In a letter distributed by the London-based law firm, Harbottle & Lewis, Galliano asserts that he "completely den[ies] the claims made against" him, and intends to counter-sue for "defamation and threats."
The designer states that several independent witnesses have approached police with accounts that Galliano was subject to "verbal harassment and an unprovoked assault when an individual tried to hit me with a chair having taken violent exception to my look and my clothing." By pointing to his "look and clothing" as a source of antagonism, Galliano seems to be implying that prior to any anti-Semitic or racist remarks on his part, he was the victim of a hate-based assault on the basis of appearance rather than race or religion.
Galliano continues to emphasize that he's a victim of the same behavior that he's been charged with: "I have fought my entire life against prejudice, intolerance and discrimination having been subjected to it myself."
Still referring to the charges of anti-Semitism as "accusations" despite video evidence from a prior incident, the designer says that he "fully accepts" that the scandal has "greatly shocked and upset people." Galliano ends his statement with an "unreserved" apology for his conduct "in causing any offense."
Fashion insiders have taken to the internet to speak out in support of Galliano.
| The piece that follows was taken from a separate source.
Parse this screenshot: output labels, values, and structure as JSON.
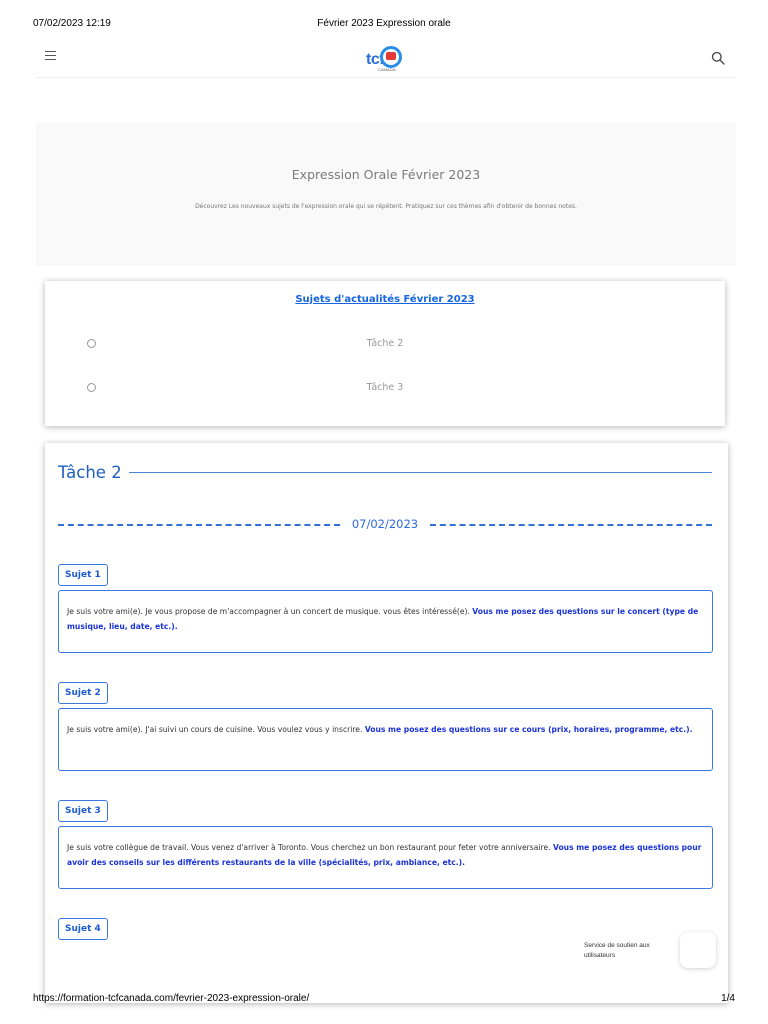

Franca Sozzani, editor of Vogue Italia, posted an editorial to the magazine's website alleging that Galliano was set up in order to drum up journalistic scandal.
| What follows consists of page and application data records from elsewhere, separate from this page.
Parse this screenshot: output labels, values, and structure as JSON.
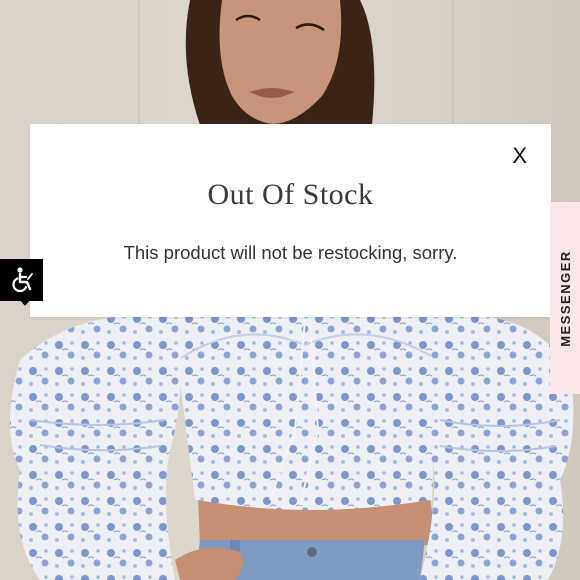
{
  "modal": {
    "close_label": "X",
    "title": "Out Of Stock",
    "message": "This product will not be restocking, sorry."
  },
  "messenger": {
    "label": "MESSENGER",
    "background_color": "#fbe6ea"
  },
  "accessibility": {
    "icon": "wheelchair-icon",
    "background_color": "#000000"
  },
  "product_photo": {
    "icon": "product-photo-floral-top"
  }
}
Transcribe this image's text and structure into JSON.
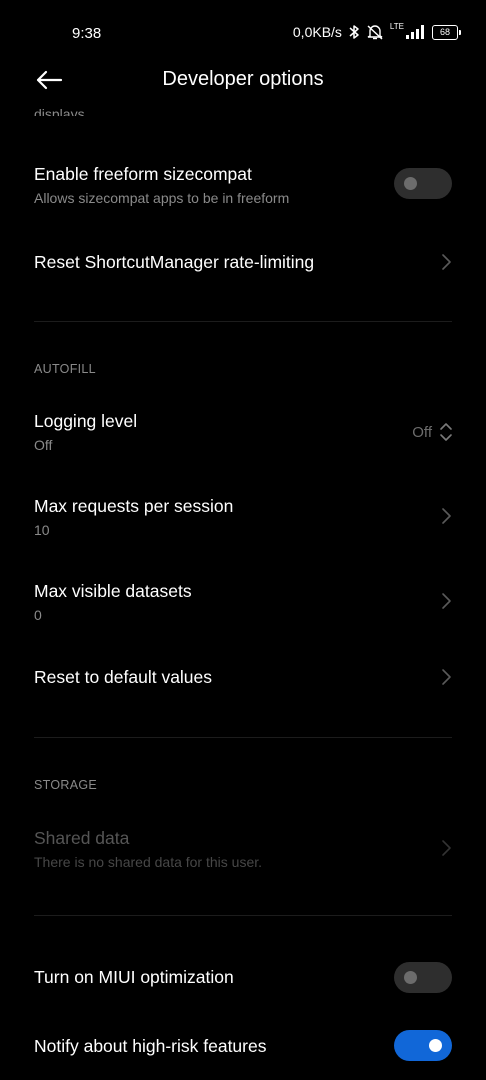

On her Facebook page, Patricia Field posted a statement "IN PRAISE OF JOHN GALLIANO." Elsewhere, the stylist has asserted that Galliano's behavior was a performance, "a farce," and that Galliano's detractors just don't get it. Field likens the incident to the "Springtime for Hitler" number in Mel Brooks' The Producers.
Purple editor Olivier Zahm posted a letter to his blog titled, "John, I Love You," arguing that Galliano's actions were a "desperate cry," asking the designer to affirm that his remarks don't reflect what he actually believes: "If you can confirm this for us, the entire fashion world would be able to come back on your side."
In a particularly tone-deaf move, WWD editor Bridget Foley compares the outrage against Galliano to last year's death of Alexander McQueen, and adds: "Who hasn’t at some time told or laughed at a questionable joke based on ethnicity, race, religion, gender, sexual orientation, fat, skinny, whatever, without buying into the real meaning?"
Karl Lagerfeld, for one, isn't interested in defending Galliano. Unlike Bridget Foley, Lagerfeld can't relate to Galliano's actions, and wants to distance both himself and the fashion industry from the entire scandal: ""I'm furious that it could happen because the question is no longer even whether he really said it. The image has gone around the world. It's a horrible image for fashion, because they think every designer and everything in fashion is like this."
- John Galliano "Completely" Denies Making Anti-Semetic Remarks, Has "Commenced Proceedings for Defamation" [The Cut]
- Galliano Issues “Unreserved” Apology; Vows to “Seek Help” [WWD]
- Galliano to Stand Trial [WWD]
- Karl Lagerfeld is "Furious" with Galliano for Slur [NYDailyNews]
- WWD Editor Compares John Galliano's Firing to McQueen's Death [The Cut]
- Pat Field Has John Galliano Conspiracy Theories [StyleCaster]
- John, I Love You [Purple Diary]
- Vogue Italia's Defense of Galliano's Anti-Semitic Remarks [Refinery29]